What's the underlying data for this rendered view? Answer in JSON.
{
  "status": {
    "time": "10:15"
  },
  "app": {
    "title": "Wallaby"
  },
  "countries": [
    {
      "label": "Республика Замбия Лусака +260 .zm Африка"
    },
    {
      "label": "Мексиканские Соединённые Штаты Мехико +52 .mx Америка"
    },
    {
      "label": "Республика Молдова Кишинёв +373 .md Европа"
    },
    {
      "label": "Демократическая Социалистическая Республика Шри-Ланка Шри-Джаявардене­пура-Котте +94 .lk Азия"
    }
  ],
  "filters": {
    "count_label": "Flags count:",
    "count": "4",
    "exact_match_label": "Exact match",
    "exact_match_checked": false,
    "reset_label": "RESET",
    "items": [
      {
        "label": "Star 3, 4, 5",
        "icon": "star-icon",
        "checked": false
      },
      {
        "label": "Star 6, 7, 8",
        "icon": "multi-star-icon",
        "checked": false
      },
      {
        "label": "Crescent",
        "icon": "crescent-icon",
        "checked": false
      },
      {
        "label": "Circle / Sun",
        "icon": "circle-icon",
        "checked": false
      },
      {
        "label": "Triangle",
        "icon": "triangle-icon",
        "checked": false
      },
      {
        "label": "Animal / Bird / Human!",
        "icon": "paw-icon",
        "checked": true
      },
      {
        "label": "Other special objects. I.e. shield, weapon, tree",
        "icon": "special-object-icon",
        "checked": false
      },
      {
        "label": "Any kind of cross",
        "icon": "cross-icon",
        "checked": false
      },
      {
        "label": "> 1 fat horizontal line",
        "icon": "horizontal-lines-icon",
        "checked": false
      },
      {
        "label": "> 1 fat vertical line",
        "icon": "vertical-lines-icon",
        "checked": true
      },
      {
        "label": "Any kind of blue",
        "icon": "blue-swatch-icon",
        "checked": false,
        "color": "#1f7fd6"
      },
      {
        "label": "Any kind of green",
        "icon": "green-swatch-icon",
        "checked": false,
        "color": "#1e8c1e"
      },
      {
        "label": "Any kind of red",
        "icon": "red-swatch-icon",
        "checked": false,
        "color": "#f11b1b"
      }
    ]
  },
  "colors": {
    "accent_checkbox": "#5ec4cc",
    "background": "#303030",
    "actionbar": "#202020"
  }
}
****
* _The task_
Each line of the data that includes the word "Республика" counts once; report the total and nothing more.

* _Response box_
3